There are plenty of hoops to jump through before that can happen, though. In order to remove and replace a superintendent, the performance review board would have to find that the superintendent violated Georgia elections law three times in the last two general election cycles, or “demonstrated nonfeasance, malfeasance, or gross negligence in the administration of the elections for at least two elections in a two-year period,” the bill reads.
“No one wants to take over a county election board. But when you have a situation that’s gone on for 25 years, at some point, people say enough is enough,” Raffensperger said. “The rest of the state is getting frustrated. So are Fulton County residents. They want the results. They want them accurate.
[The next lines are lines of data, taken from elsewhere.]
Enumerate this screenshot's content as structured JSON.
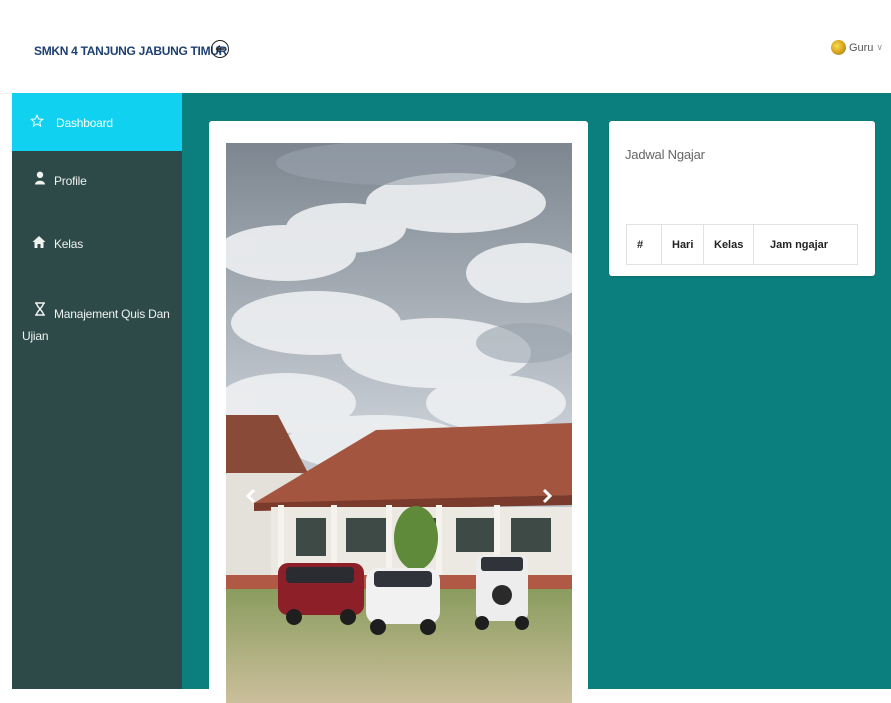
{
  "header": {
    "brand": "SMKN 4 TANJUNG JABUNG TIMUR",
    "back_icon": "arrow-left-circle-icon",
    "user": {
      "name": "Guru",
      "avatar_icon": "user-avatar"
    }
  },
  "sidebar": {
    "items": [
      {
        "label": "Dashboard",
        "icon": "star-icon",
        "active": true
      },
      {
        "label": "Profile",
        "icon": "user-icon",
        "active": false
      },
      {
        "label": "Kelas",
        "icon": "home-icon",
        "active": false
      },
      {
        "label": "Manajement Quis Dan Ujian",
        "icon": "hourglass-icon",
        "active": false
      }
    ]
  },
  "main": {
    "carousel": {
      "prev_icon": "chevron-left-icon",
      "next_icon": "chevron-right-icon"
    },
    "schedule": {
      "title": "Jadwal Ngajar",
      "columns": [
        "#",
        "Hari",
        "Kelas",
        "Jam ngajar"
      ]
    }
  },
  "colors": {
    "sidebar": "#2e4a48",
    "active": "#10d1ef",
    "content_bg": "#0b7f7e",
    "brand_text": "#1d3f72"
  }
}
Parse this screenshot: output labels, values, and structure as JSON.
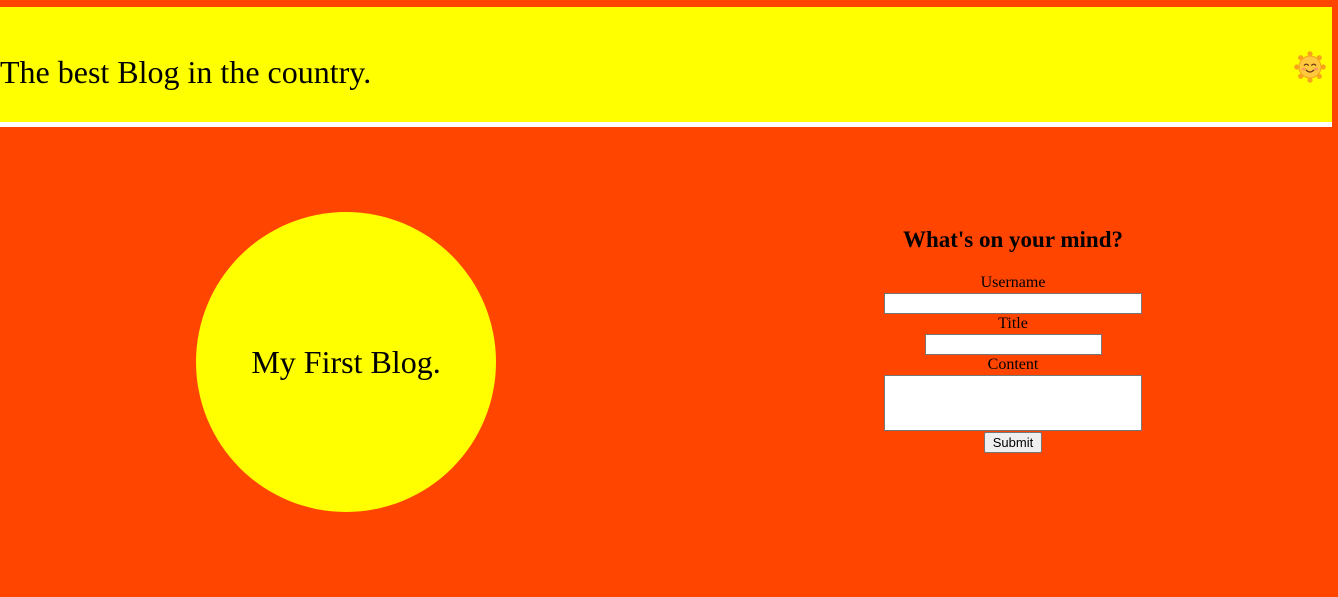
{
  "header": {
    "title": "The best Blog in the country.",
    "icon": "smiling-sun-icon"
  },
  "hero": {
    "circle_text": "My First Blog."
  },
  "form": {
    "heading": "What's on your mind?",
    "username_label": "Username",
    "username_value": "",
    "title_label": "Title",
    "title_value": "",
    "content_label": "Content",
    "content_value": "",
    "submit_label": "Submit"
  },
  "colors": {
    "background": "#ff4500",
    "accent": "#ffff00",
    "divider": "#ffffff"
  }
}
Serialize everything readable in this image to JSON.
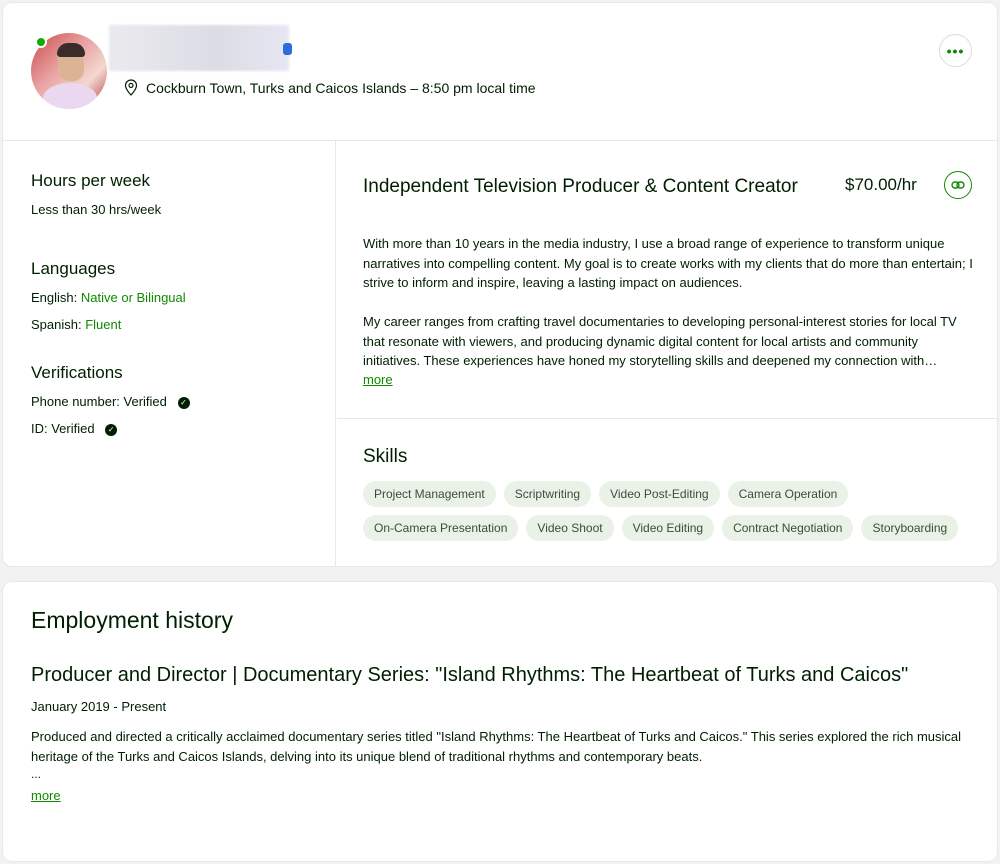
{
  "profile": {
    "location": "Cockburn Town, Turks and Caicos Islands – 8:50 pm local time",
    "icons": {
      "location": "location-pin-icon",
      "more": "more-options-icon",
      "link": "link-icon"
    }
  },
  "sidebar": {
    "hours": {
      "title": "Hours per week",
      "value": "Less than 30 hrs/week"
    },
    "languages": {
      "title": "Languages",
      "items": [
        {
          "language": "English:",
          "level": "Native or Bilingual"
        },
        {
          "language": "Spanish:",
          "level": "Fluent"
        }
      ]
    },
    "verifications": {
      "title": "Verifications",
      "items": [
        {
          "label": "Phone number: Verified"
        },
        {
          "label": "ID: Verified"
        }
      ]
    }
  },
  "main": {
    "title": "Independent Television Producer & Content Creator",
    "rate": "$70.00/hr",
    "overview_p1": "With more than 10 years in the media industry, I use a broad range of experience to transform unique narratives into compelling content. My goal is to create works with my clients that do more than entertain; I strive to inform and inspire, leaving a lasting impact on audiences.",
    "overview_p2": "My career ranges from crafting travel documentaries to developing personal-interest stories for local TV that resonate with viewers, and producing dynamic digital content for local artists and community initiatives. These experiences have honed my storytelling skills and deepened my connection with…",
    "more_label": "more",
    "skills_title": "Skills",
    "skills": [
      "Project Management",
      "Scriptwriting",
      "Video Post-Editing",
      "Camera Operation",
      "On-Camera Presentation",
      "Video Shoot",
      "Video Editing",
      "Contract Negotiation",
      "Storyboarding"
    ]
  },
  "employment": {
    "title": "Employment history",
    "role": "Producer and Director | Documentary Series: \"Island Rhythms: The Heartbeat of Turks and Caicos\"",
    "dates": "January 2019 - Present",
    "description": "Produced and directed a critically acclaimed documentary series titled \"Island Rhythms: The Heartbeat of Turks and Caicos.\" This series explored the rich musical heritage of the Turks and Caicos Islands, delving into its unique blend of traditional rhythms and contemporary beats.",
    "ellipsis": "...",
    "more_label": "more"
  },
  "colors": {
    "accent": "#108a00",
    "text": "#001e00",
    "chip": "#eaf2e8",
    "online": "#14a800"
  }
}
They want them on time.”
Raffensperger did note that a takeover would be a “nonpartisan” and “methodical” process, and “it probably wouldn’t happen before 2022.”
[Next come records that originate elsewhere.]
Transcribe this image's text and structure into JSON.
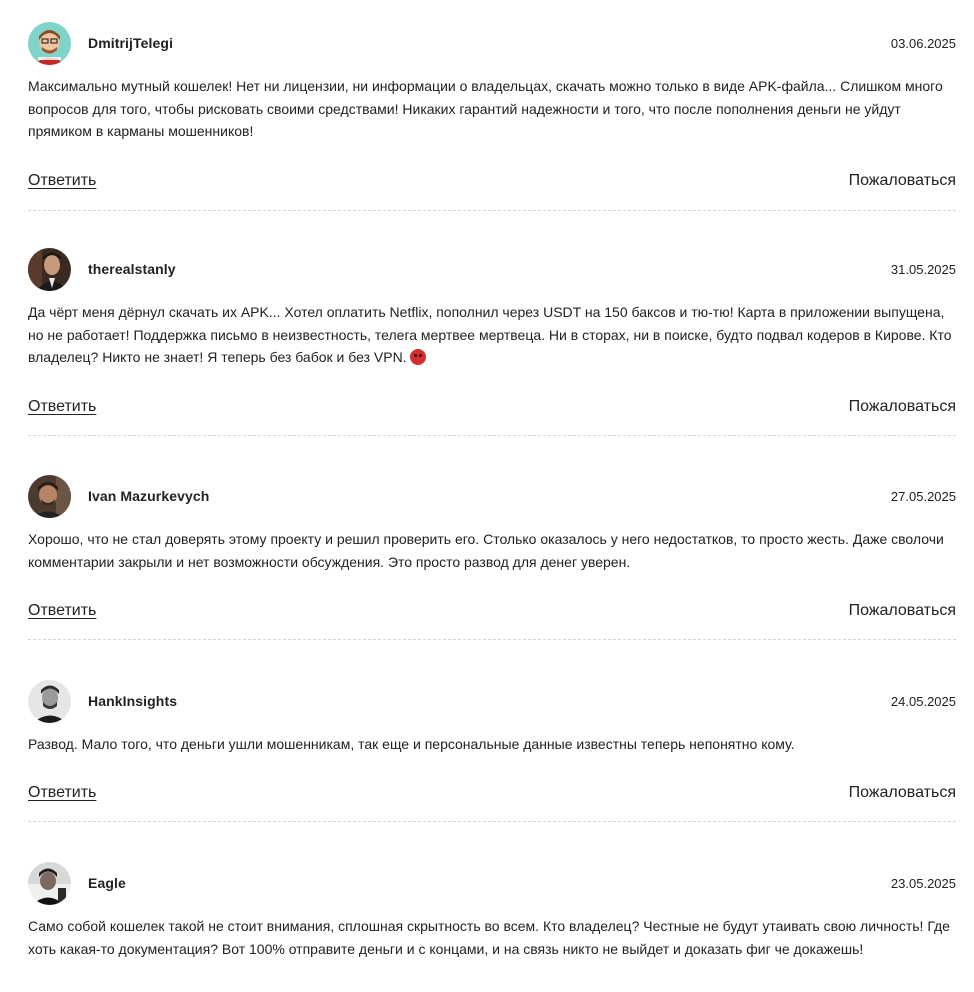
{
  "comments": [
    {
      "author": "DmitrijTelegi",
      "date": "03.06.2025",
      "text": "Максимально мутный кошелек! Нет ни лицензии, ни информации о владельцах, скачать можно только в виде APK-файла... Слишком много вопросов для того, чтобы рисковать своими средствами! Никаких гарантий надежности и того, что после пополнения деньги не уйдут прямиком в карманы мошенников!",
      "reply_label": "Ответить",
      "report_label": "Пожаловаться",
      "avatar_icon": "cartoon-avatar-icon"
    },
    {
      "author": "therealstanly",
      "date": "31.05.2025",
      "text": "Да чёрт меня дёрнул скачать их APK... Хотел оплатить Netflix, пополнил через USDT на 150 баксов и тю-тю! Карта в приложении выпущена, но не работает! Поддержка письмо в неизвестность, телега мертвее мертвеца. Ни в сторах, ни в поиске, будто подвал кодеров в Кирове. Кто владелец? Никто не знает! Я теперь без бабок и без VPN.",
      "emoji": "angry-face-icon",
      "reply_label": "Ответить",
      "report_label": "Пожаловаться",
      "avatar_icon": "user-photo-icon"
    },
    {
      "author": "Ivan Mazurkevych",
      "date": "27.05.2025",
      "text": "Хорошо, что не стал доверять этому проекту и решил проверить его. Столько оказалось у него недостатков, то просто жесть. Даже сволочи комментарии закрыли и нет возможности обсуждения. Это просто развод для денег уверен.",
      "reply_label": "Ответить",
      "report_label": "Пожаловаться",
      "avatar_icon": "user-photo-icon"
    },
    {
      "author": "HankInsights",
      "date": "24.05.2025",
      "text": "Развод. Мало того, что деньги ушли мошенникам, так еще и персональные данные известны теперь непонятно кому.",
      "reply_label": "Ответить",
      "report_label": "Пожаловаться",
      "avatar_icon": "user-photo-icon"
    },
    {
      "author": "Eagle",
      "date": "23.05.2025",
      "text": "Само собой кошелек такой не стоит внимания, сплошная скрытность во всем. Кто владелец? Честные не будут утаивать свою личность! Где хоть какая-то документация? Вот 100% отправите деньги и с концами, и на связь никто не выйдет и доказать фиг че докажешь!",
      "avatar_icon": "user-photo-icon"
    }
  ],
  "colors": {
    "text": "#222222",
    "divider": "#d6d6d6",
    "emoji": "#d32f2f"
  }
}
“And so that would be something that the state election board would consider, perhaps, doing an investigation — a thorough investigation, bipartisan, nonpartisan, you want to make sure you do it with a methodical process,” Raffensperger said. “If you really look at the structure of SB 202. I think that’s what you’ll find. It supports a very methodical, careful, measured response.”